For the records below, say how many lines contain the string "data". Give no other text.

◆ ◆ ◆ ◆ ◆

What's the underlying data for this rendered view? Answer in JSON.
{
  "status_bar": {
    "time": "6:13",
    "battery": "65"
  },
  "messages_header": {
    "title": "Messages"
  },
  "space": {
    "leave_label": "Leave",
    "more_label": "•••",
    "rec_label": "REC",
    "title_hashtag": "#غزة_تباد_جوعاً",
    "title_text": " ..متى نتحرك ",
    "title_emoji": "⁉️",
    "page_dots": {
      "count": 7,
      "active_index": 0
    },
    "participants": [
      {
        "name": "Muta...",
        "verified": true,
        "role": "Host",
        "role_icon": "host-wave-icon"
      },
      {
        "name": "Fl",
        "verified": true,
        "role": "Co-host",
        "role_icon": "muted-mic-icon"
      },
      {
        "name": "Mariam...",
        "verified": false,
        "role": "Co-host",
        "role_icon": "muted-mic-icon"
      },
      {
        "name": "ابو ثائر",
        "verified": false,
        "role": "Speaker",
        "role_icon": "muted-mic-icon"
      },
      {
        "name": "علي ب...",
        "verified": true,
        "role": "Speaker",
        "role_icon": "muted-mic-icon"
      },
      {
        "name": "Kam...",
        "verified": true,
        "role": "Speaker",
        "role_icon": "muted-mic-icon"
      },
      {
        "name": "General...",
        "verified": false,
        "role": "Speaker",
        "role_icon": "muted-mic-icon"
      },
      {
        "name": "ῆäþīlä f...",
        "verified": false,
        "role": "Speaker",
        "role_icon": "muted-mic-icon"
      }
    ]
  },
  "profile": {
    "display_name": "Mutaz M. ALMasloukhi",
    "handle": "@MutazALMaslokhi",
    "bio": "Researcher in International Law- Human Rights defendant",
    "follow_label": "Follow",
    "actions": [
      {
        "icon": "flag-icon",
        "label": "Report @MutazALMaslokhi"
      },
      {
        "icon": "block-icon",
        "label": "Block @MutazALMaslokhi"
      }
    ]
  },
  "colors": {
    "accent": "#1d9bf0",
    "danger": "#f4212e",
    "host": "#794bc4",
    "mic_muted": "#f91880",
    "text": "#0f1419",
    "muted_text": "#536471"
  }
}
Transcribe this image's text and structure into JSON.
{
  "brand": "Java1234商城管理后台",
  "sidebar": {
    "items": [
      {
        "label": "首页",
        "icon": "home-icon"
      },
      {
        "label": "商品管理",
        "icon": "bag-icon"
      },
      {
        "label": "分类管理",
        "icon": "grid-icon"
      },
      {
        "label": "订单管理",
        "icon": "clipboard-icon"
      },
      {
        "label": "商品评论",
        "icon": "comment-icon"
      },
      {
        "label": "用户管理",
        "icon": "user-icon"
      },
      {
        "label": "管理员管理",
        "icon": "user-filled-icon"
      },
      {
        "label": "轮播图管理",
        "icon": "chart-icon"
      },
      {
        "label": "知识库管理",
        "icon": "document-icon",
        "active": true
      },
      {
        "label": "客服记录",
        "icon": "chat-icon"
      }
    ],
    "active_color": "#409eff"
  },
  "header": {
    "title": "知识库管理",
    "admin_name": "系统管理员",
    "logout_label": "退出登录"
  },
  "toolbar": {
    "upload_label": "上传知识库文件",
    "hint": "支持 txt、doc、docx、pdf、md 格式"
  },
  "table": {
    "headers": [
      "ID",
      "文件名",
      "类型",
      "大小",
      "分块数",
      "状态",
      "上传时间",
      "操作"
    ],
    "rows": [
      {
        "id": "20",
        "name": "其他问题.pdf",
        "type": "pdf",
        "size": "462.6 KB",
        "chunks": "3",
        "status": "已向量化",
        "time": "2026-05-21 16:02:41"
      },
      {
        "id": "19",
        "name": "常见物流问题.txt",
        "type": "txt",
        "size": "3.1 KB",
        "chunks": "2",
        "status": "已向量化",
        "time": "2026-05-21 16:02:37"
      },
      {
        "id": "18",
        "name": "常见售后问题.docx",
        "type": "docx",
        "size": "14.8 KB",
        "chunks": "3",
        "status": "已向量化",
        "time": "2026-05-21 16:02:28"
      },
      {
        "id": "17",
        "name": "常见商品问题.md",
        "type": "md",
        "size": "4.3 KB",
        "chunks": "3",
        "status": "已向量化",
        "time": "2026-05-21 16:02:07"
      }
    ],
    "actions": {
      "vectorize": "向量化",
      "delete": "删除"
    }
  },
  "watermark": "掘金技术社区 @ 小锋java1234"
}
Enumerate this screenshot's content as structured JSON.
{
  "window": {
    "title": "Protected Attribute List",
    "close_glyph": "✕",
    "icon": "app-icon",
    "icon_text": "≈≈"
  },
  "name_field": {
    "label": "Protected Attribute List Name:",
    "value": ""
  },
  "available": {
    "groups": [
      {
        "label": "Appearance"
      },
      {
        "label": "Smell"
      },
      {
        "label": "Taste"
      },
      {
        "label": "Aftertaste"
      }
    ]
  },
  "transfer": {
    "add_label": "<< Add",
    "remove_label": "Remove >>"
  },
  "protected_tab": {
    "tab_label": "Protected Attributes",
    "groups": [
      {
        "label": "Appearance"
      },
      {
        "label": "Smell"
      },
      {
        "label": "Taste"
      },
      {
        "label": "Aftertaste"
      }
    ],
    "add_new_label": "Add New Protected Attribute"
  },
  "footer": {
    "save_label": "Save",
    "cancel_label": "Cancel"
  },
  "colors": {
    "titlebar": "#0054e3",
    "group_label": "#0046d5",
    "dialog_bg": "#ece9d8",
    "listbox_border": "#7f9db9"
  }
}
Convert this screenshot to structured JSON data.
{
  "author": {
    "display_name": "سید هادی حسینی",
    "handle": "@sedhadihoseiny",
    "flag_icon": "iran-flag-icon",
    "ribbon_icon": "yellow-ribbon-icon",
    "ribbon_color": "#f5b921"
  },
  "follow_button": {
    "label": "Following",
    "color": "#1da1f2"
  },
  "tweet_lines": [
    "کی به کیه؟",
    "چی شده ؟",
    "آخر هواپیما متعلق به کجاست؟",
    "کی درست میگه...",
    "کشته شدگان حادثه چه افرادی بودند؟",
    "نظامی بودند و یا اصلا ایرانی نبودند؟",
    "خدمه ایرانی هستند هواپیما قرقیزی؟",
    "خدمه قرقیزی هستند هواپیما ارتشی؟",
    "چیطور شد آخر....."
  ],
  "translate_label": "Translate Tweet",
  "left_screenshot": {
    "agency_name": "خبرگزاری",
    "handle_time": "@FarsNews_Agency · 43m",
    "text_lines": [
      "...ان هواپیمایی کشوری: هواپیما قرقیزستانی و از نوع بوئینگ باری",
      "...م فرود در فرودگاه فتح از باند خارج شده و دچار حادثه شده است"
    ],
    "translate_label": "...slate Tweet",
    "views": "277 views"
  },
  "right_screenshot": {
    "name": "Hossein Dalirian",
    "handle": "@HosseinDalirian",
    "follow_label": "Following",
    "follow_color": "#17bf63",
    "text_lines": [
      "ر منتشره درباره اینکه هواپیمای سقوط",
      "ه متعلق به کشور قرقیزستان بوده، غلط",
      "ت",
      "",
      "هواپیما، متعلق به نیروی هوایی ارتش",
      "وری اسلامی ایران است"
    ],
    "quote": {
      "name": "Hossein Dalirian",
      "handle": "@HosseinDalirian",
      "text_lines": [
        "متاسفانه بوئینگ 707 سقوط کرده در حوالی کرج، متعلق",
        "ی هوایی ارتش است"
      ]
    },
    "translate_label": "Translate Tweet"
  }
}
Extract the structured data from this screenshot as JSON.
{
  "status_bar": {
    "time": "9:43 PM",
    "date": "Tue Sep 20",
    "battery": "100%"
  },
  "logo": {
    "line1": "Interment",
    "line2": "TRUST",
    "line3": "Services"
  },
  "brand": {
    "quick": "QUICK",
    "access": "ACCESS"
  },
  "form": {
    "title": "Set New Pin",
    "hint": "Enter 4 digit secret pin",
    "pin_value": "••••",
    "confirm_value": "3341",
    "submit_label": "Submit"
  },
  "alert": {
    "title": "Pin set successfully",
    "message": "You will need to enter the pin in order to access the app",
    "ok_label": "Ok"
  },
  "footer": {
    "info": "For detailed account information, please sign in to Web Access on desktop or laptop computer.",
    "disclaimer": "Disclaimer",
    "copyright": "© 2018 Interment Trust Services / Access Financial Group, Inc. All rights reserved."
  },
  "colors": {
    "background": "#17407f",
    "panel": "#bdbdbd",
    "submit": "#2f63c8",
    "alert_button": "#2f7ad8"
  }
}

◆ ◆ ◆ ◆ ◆

*SOLUTION TO THE PROBLEM*
3